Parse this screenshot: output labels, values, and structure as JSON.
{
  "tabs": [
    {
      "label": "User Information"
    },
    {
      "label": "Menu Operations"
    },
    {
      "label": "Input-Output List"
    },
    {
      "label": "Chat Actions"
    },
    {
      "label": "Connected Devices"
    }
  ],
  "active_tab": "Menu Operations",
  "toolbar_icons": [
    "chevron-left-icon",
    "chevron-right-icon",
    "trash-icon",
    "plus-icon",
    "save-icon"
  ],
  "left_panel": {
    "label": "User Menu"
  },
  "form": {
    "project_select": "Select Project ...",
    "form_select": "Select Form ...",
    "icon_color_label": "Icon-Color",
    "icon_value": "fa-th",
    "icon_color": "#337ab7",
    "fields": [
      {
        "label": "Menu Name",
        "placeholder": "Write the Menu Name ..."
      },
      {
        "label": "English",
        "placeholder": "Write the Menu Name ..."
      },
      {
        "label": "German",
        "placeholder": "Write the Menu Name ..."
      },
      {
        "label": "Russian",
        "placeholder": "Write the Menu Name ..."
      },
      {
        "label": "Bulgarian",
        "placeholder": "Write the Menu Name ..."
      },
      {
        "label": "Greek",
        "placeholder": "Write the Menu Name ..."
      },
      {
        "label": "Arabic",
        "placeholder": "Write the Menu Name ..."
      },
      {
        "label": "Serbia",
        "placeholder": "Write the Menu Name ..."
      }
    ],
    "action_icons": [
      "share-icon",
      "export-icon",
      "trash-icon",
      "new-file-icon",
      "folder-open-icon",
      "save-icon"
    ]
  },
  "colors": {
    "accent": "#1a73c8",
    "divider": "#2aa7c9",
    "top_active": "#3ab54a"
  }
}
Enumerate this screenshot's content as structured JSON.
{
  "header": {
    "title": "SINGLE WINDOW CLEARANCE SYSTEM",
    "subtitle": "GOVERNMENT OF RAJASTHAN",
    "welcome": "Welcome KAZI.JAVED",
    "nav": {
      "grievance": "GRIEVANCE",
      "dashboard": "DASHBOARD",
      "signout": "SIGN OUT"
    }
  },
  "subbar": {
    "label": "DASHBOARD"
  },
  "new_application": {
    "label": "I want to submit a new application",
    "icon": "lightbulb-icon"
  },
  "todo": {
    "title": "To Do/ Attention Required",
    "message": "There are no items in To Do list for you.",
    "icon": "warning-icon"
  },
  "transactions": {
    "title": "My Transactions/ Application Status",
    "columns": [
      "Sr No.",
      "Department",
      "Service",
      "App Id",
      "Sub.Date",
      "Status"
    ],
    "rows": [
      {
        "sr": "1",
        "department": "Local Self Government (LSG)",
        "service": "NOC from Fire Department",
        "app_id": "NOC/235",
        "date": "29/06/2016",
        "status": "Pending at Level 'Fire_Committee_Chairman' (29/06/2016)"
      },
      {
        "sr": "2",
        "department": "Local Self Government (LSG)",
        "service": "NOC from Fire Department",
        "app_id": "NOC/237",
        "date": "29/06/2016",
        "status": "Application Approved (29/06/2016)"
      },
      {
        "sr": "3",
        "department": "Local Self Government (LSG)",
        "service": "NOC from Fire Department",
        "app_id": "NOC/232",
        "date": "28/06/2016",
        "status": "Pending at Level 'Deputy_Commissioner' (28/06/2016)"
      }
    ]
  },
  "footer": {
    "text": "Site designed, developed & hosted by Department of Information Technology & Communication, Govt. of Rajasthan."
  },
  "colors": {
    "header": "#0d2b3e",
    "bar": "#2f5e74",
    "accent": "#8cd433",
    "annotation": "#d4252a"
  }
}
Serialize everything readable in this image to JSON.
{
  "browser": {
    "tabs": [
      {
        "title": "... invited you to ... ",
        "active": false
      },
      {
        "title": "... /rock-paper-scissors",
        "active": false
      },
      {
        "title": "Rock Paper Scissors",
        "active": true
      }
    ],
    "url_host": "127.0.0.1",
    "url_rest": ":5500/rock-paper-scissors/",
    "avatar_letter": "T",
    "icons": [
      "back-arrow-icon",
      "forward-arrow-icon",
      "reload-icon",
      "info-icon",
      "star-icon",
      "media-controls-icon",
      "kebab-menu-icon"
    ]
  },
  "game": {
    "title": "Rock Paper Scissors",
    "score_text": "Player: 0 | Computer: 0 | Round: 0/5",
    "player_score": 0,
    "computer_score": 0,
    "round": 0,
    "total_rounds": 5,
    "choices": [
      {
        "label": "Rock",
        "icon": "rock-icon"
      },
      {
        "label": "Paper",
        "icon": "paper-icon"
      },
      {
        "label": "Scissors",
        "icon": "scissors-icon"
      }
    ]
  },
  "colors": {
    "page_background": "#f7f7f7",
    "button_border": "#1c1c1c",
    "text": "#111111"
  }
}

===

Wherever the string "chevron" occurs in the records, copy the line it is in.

▶ **Exercise response**
    "chevron-left-icon",
    "chevron-right-icon",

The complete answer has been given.